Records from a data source
--- START ---
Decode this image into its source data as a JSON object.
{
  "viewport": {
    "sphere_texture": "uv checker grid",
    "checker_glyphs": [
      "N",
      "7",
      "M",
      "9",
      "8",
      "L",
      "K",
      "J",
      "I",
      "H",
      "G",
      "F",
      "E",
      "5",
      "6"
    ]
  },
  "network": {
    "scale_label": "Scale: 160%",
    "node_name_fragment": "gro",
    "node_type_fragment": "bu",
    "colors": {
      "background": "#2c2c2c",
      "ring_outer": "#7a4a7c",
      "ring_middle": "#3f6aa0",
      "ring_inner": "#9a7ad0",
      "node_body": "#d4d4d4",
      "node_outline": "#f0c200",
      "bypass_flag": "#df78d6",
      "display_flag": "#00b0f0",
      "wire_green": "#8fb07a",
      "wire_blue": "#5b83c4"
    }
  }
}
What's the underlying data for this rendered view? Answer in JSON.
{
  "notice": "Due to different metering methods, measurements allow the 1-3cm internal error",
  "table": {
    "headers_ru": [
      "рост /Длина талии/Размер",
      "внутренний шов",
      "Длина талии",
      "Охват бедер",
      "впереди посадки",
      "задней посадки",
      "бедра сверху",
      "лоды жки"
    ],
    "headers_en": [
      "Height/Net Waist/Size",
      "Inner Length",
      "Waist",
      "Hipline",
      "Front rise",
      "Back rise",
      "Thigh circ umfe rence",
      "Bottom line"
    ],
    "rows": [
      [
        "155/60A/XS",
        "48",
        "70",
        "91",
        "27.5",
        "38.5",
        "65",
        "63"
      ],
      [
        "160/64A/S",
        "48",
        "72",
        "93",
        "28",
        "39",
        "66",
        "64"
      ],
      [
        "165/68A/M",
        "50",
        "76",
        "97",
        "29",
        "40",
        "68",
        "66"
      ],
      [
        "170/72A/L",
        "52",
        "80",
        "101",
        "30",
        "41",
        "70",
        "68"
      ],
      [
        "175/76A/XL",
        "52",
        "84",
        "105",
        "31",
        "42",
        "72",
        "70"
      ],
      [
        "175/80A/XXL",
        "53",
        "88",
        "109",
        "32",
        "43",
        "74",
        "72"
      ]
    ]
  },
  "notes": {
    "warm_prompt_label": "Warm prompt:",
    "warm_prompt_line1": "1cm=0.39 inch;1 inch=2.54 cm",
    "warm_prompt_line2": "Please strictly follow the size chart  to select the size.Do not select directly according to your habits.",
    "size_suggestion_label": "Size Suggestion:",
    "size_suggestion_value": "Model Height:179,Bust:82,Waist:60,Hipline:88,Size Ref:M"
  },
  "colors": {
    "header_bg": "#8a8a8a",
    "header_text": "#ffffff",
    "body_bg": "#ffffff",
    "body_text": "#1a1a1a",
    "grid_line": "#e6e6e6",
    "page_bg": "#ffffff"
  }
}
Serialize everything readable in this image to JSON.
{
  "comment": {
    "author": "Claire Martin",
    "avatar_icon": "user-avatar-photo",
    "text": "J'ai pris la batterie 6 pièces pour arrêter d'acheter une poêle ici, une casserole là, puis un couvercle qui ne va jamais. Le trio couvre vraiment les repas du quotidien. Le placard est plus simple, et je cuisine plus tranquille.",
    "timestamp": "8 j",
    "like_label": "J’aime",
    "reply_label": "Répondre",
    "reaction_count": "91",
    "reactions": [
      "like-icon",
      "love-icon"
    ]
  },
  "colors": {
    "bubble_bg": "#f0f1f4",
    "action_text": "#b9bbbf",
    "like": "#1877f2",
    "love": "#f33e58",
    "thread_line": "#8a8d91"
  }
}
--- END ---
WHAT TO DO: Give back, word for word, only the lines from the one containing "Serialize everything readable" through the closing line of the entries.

RESULT OF THE TASK:
Serialize everything readable in this image to JSON.
{
  "comment": {
    "author": "Claire Martin",
    "avatar_icon": "user-avatar-photo",
    "text": "J'ai pris la batterie 6 pièces pour arrêter d'acheter une poêle ici, une casserole là, puis un couvercle qui ne va jamais. Le trio couvre vraiment les repas du quotidien. Le placard est plus simple, et je cuisine plus tranquille.",
    "timestamp": "8 j",
    "like_label": "J’aime",
    "reply_label": "Répondre",
    "reaction_count": "91",
    "reactions": [
      "like-icon",
      "love-icon"
    ]
  },
  "colors": {
    "bubble_bg": "#f0f1f4",
    "action_text": "#b9bbbf",
    "like": "#1877f2",
    "love": "#f33e58",
    "thread_line": "#8a8d91"
  }
}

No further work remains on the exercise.